# [PROBLEM DESCRIPTION]
Report each line of the data below in which "JSON" appears.

# [DATA SUPPLIED]
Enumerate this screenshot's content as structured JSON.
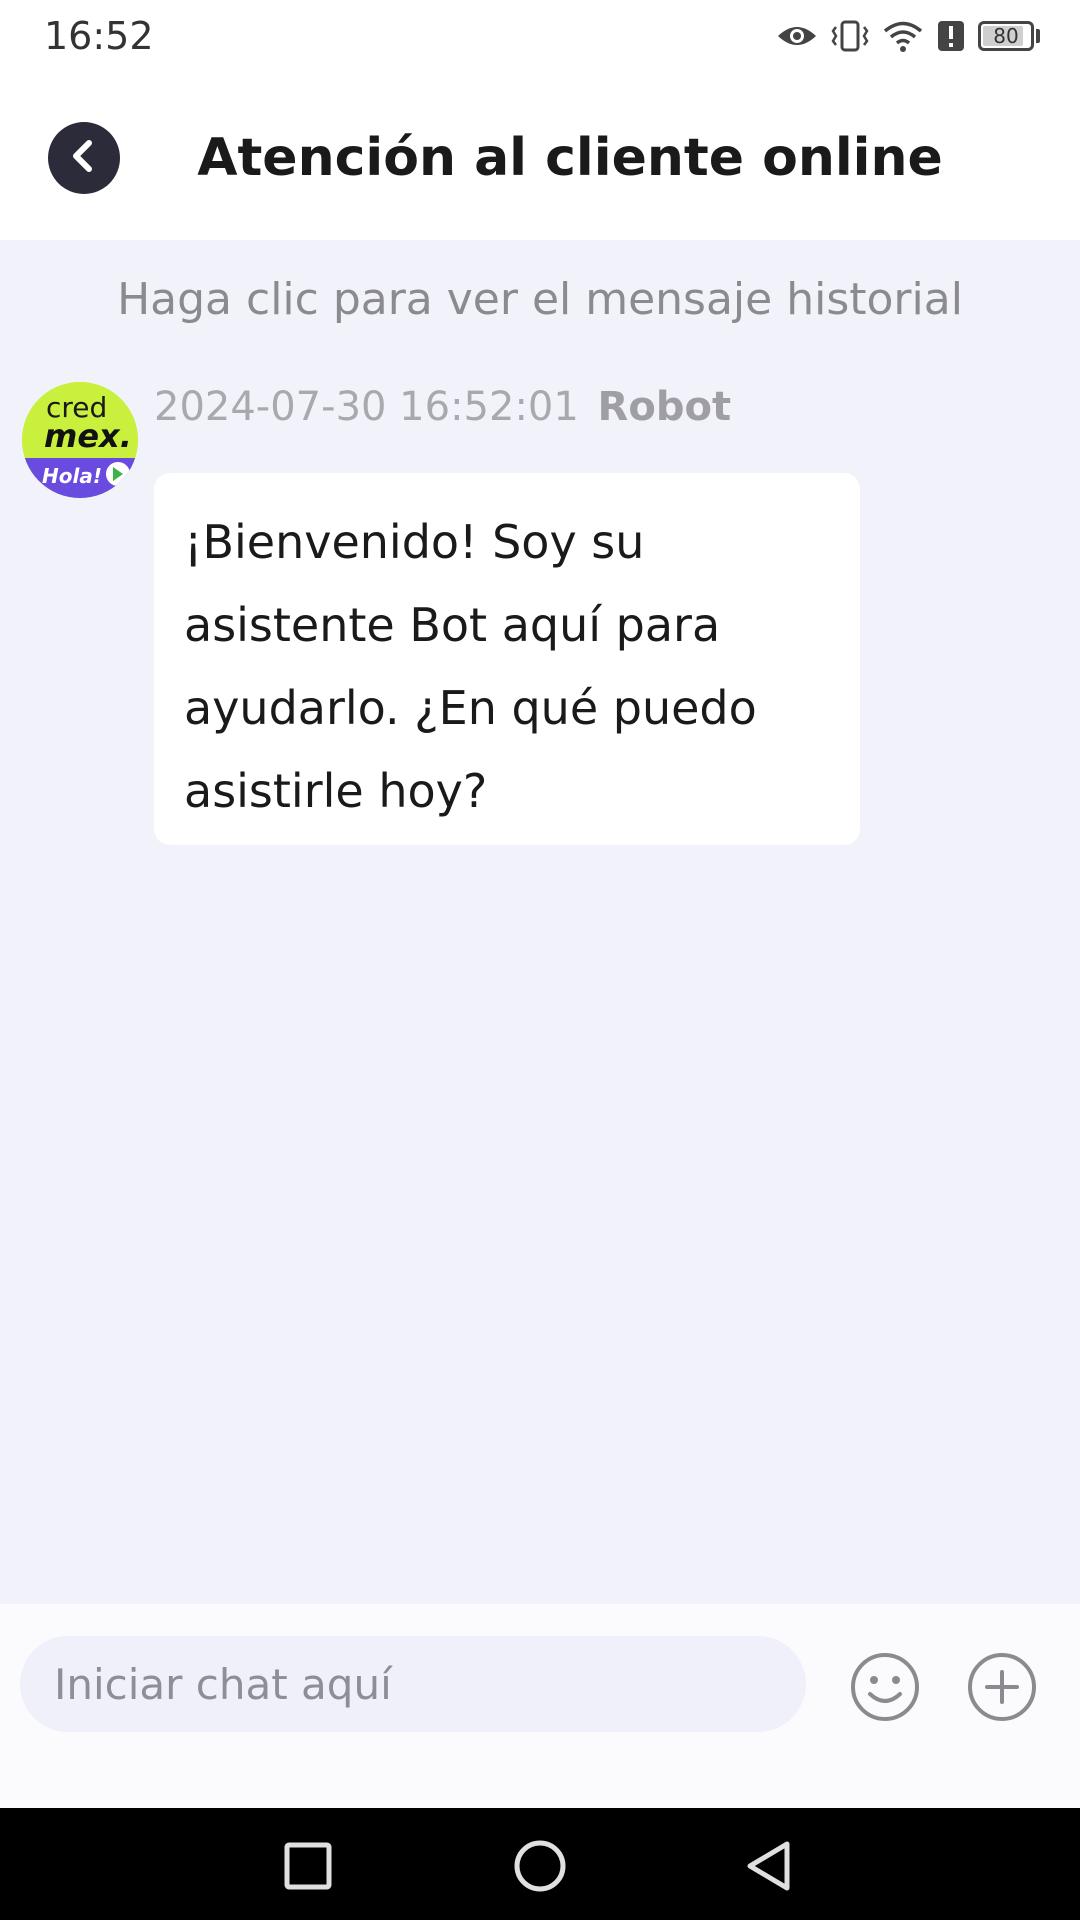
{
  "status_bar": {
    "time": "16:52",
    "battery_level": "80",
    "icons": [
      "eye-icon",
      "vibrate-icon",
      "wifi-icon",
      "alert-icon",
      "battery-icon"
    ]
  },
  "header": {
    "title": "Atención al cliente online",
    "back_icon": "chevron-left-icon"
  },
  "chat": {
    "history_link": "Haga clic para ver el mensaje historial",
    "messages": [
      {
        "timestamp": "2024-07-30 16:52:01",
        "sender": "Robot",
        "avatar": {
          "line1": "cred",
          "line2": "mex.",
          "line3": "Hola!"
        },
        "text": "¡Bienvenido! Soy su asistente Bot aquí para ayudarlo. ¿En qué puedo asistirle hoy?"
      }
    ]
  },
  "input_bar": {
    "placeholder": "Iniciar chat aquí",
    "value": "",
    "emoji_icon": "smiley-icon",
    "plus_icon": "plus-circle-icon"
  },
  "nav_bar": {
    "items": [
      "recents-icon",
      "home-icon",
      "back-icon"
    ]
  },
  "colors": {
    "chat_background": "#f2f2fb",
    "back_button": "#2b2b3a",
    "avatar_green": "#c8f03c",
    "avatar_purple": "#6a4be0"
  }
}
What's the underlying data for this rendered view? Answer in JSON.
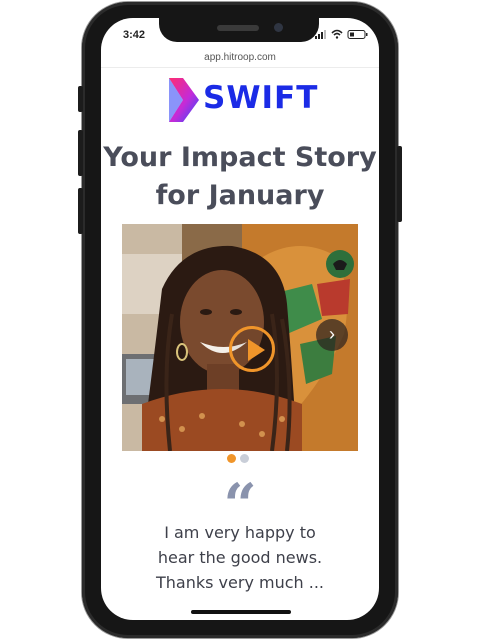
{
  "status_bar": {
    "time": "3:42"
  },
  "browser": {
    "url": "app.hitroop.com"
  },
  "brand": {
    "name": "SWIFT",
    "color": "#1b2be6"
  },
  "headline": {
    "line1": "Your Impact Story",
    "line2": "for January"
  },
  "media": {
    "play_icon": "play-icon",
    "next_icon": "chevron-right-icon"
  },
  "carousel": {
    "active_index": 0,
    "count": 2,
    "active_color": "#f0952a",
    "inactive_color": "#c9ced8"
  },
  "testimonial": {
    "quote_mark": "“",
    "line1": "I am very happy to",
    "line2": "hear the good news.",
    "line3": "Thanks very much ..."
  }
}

# [SOLUTION TO THE EXERCISE]
Enumerate this screenshot's content as structured JSON.
What's the underlying data for this rendered view? Answer in JSON.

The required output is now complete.